After years of being relatively lax about password sharing, Netflix started testing ways to “monetize account sharing” after recording its deepest subscriber losses ever earlier this year. In addition to the password-sharing fees, Netflix is also launching cheaper subscriptions supported by advertising, hoping to entice more people to pay if they don’t have to pay quite as much.
Netflix’s dominance of streaming video — not to mention years of unflagging subscriber growth — pushed nearly all of Hollywood’s major media companies to pour billions of dollars into their own streaming operations. These so-called streaming wars brought about a wave of new services, including Disney Plus, HBO Max, Peacock, Paramount Plus and Apple TV Plus.
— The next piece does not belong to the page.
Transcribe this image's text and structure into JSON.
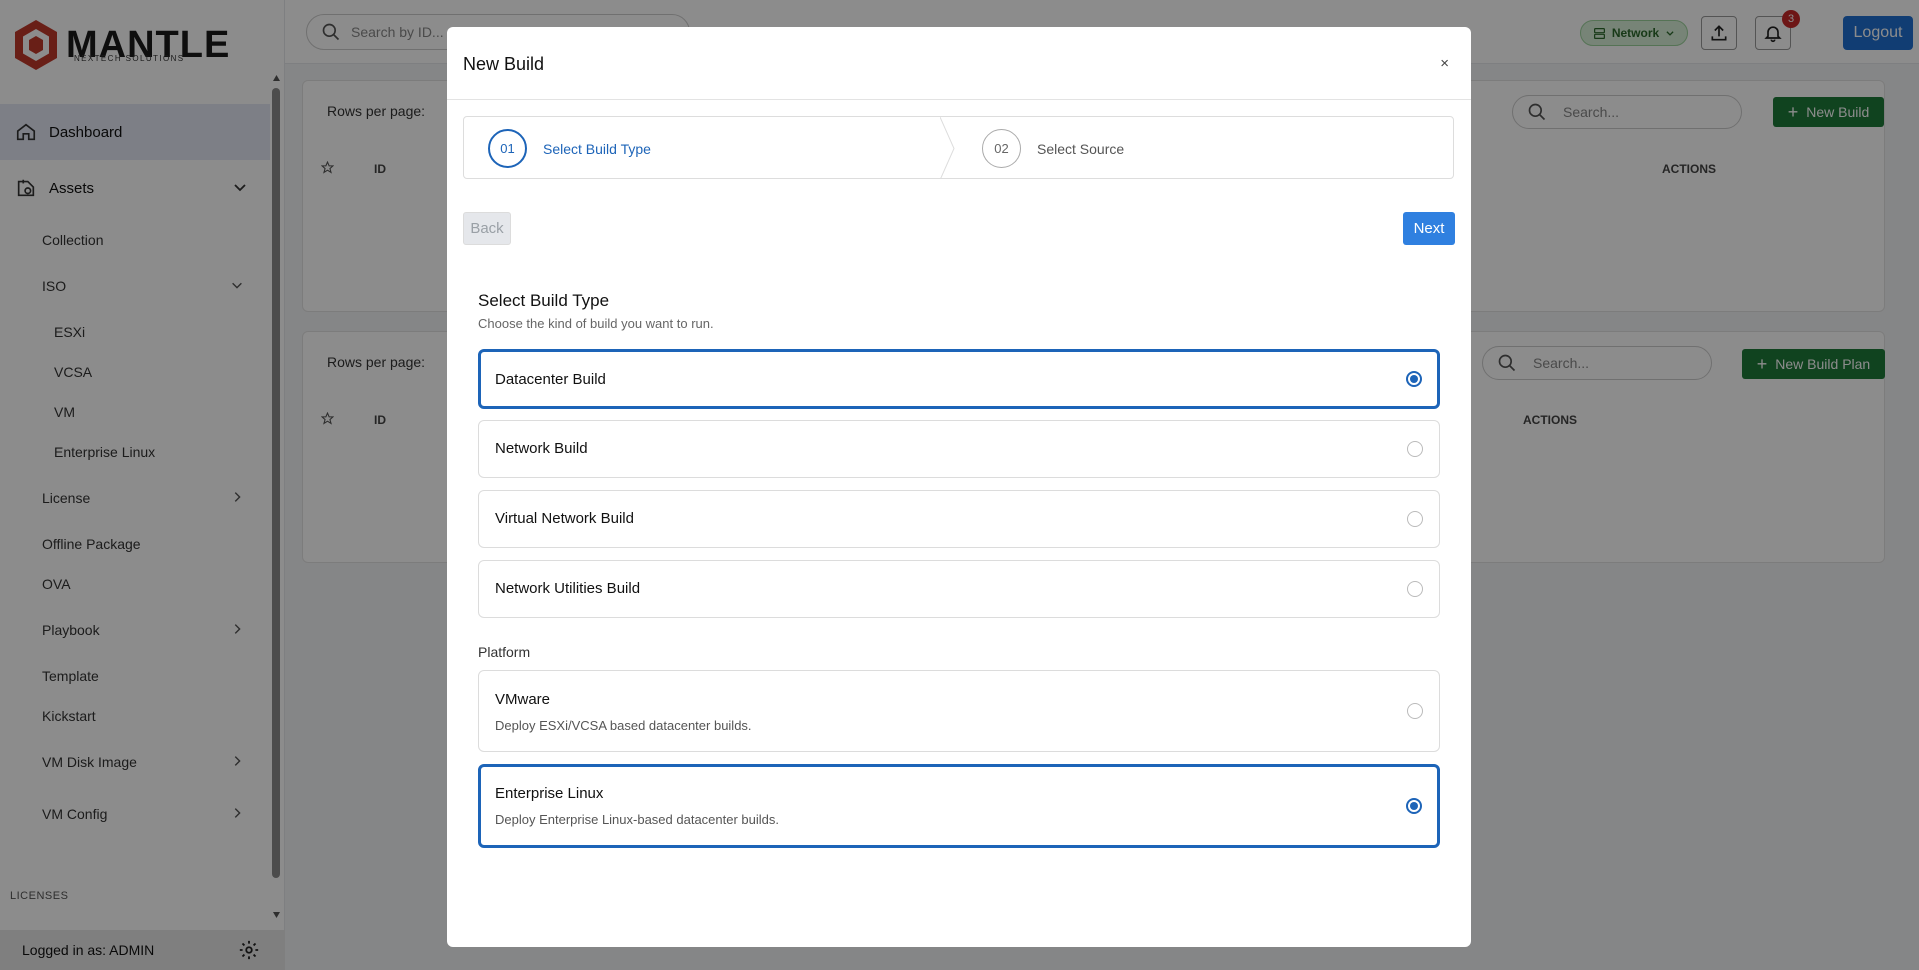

This flood of streaming options has complicated how many services you must use (and, often, pay for) to watch your favorite shows and movies online.
Now, feeling the heat of intensifying competition to hold onto your attention and your subscription, Netflix is pursuing strategies it had dismissed for years, including an account-sharing crackdown.
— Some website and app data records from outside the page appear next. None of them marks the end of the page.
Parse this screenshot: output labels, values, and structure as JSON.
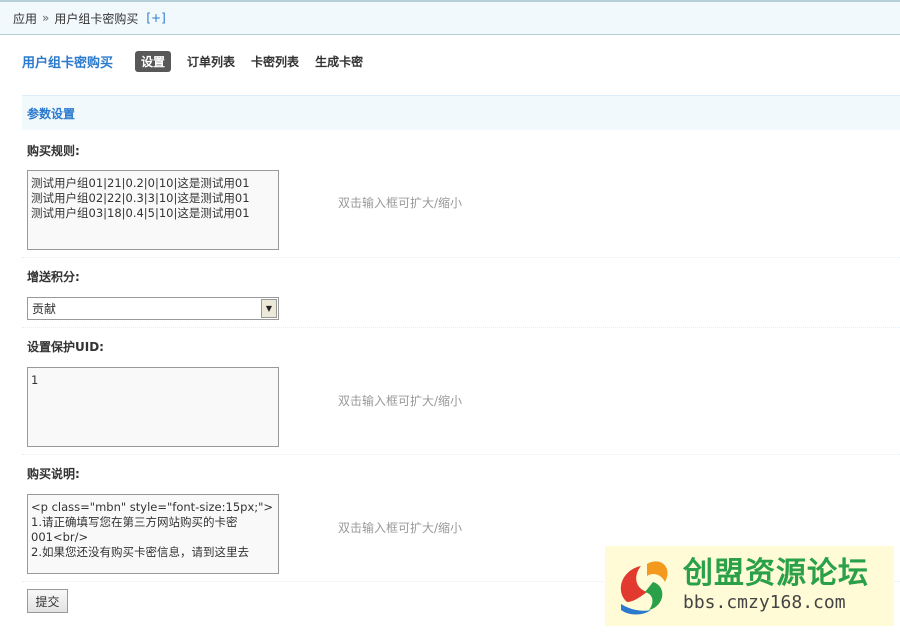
{
  "breadcrumb": {
    "root": "应用",
    "separator": "»",
    "current": "用户组卡密购买",
    "add_label": "[+]"
  },
  "header": {
    "title": "用户组卡密购买",
    "tabs": [
      {
        "label": "设置",
        "active": true
      },
      {
        "label": "订单列表",
        "active": false
      },
      {
        "label": "卡密列表",
        "active": false
      },
      {
        "label": "生成卡密",
        "active": false
      }
    ]
  },
  "section": {
    "title": "参数设置"
  },
  "fields": {
    "purchase_rules": {
      "label": "购买规则:",
      "value": "测试用户组01|21|0.2|0|10|这是测试用01\n测试用户组02|22|0.3|3|10|这是测试用01\n测试用户组03|18|0.4|5|10|这是测试用01",
      "hint": "双击输入框可扩大/缩小"
    },
    "bonus_credit": {
      "label": "增送积分:",
      "value": "贡献"
    },
    "protect_uid": {
      "label": "设置保护UID:",
      "value": "1",
      "hint": "双击输入框可扩大/缩小"
    },
    "purchase_notes": {
      "label": "购买说明:",
      "value": "<p class=\"mbn\" style=\"font-size:15px;\">\n1.请正确填写您在第三方网站购买的卡密001<br/>\n2.如果您还没有购买卡密信息，请到这里去",
      "hint": "双击输入框可扩大/缩小"
    }
  },
  "submit_label": "提交",
  "watermark": {
    "title": "创盟资源论坛",
    "url": "bbs.cmzy168.com"
  },
  "colors": {
    "accent": "#2b7acd",
    "section_bg": "#f2f9fd",
    "tab_active_bg": "#585858",
    "watermark_green": "#2aa049"
  }
}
How much will Netflix charge for password sharing?
The company didn’t specify prices for these new fees when it confirmed the plans last month. But this change was already being tested in a Chile, Costa Rica and Peru, where Netflix has been charging a fee for each extra member. In these countries, the fee works out to be roughly equivalent to one-quarter the price of a Standard plan, on average.
If Netflix sticks to that practice, then each extra member subaccount in the US would cost between about $3.50 and $4 — possibly as much as $4.43, based on the fee level in Chile.
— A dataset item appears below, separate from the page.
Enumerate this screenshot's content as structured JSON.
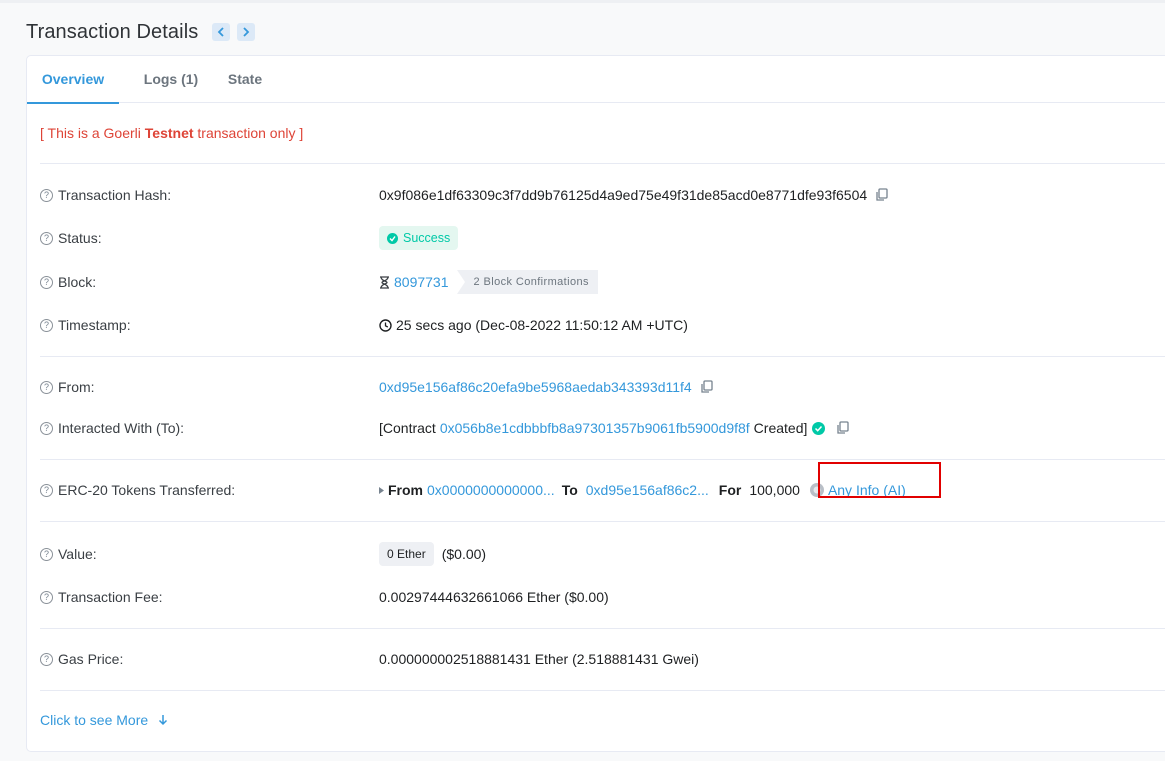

Starting in early 2023, Netflix will start rolling out account-sharing fees “more broadly” beyond the handful of countries where it’s testing them, the company said in October. It hasn’t specified which countries will be getting them first nor how long the full rollout will take.
How will Netflix enforce the fees?
Netflix hasn’t detailed how it will enforce paid password sharing once the fees roll out widely. Its enforcement during the tests in Latin America varied, according to one report.
Netflix help-center pages say the service detects an account household by looking at IP addresses, device IDs and account activity from devices logged into the same account.
Netflix says that if your account is accessed persistently from a location outside your household, or if someone signs into your account from a device that isn’t associated with the household, Netflix may ask the primary account owner to verify. Netflix does this by sending a link to a four-digit verification code to the email address or phone number associated with main account. This code must be entered into the device within 15 minutes or you’ll need to request another one.
However, Netflix may change this process as the account-sharing program rolls out.
Not likely. If Netflix keeps to the norms of the account-sharing tests in Latin America, Netflix would make these “extra member” fees available only on its Standard ($15.50 a month in the US) and Premium ($20 a month in the US) plans, which both allow more than one simultaneous stream.
Netflix hasn’t offered an option for these “extra member” fees on its Basic plans in the tests.
In the US, Netflix has a $10-a-month Basic tier and a new $7-a-month Basic with Ads level. Both of these Basic plans limit your watching to a single simultaneous stream, which makes account-sharing functionally difficult.
What happens if I’ve been using a profile on someone else’s account for a while?
Netflix has created a profile-transfer feature, which it launched the day before revealing its plans for a wider rollout of the account-sharing fees. Profile transfer has been a key component of the password-sharing fees tested in Chile, Costa Rica and Peru. This feature lets a profile created on a shared Netflix account transfer its watch history and recommendations to a new, independent account. This new account can then be added to somebody else’s Standard or Premium subscription plan as an extra member (for a fee), or it can sign up for its own membership.
Where did Netflix come up with these fees?
The password-sharing fee system that Netflix will roll out appears to be modeled on a scheme it has been testing in Chile, Costa Rica and Peru for about six months.
In July, Netflix said it would be testing a different method in Argentina, the Dominican Republic, El Salvador, Guatemala and Honduras. This test established an account’s primary residence as the “home” for the membership. If the service detected streaming at any additional households for more than two weeks, it would prompt the account to set up — and pay for — additional “homes,” with a limit on how many additional homes you can add depending on how much you’re already paying for Netflix. Netflix appears to be eschewing this model in favor of the other one it tested.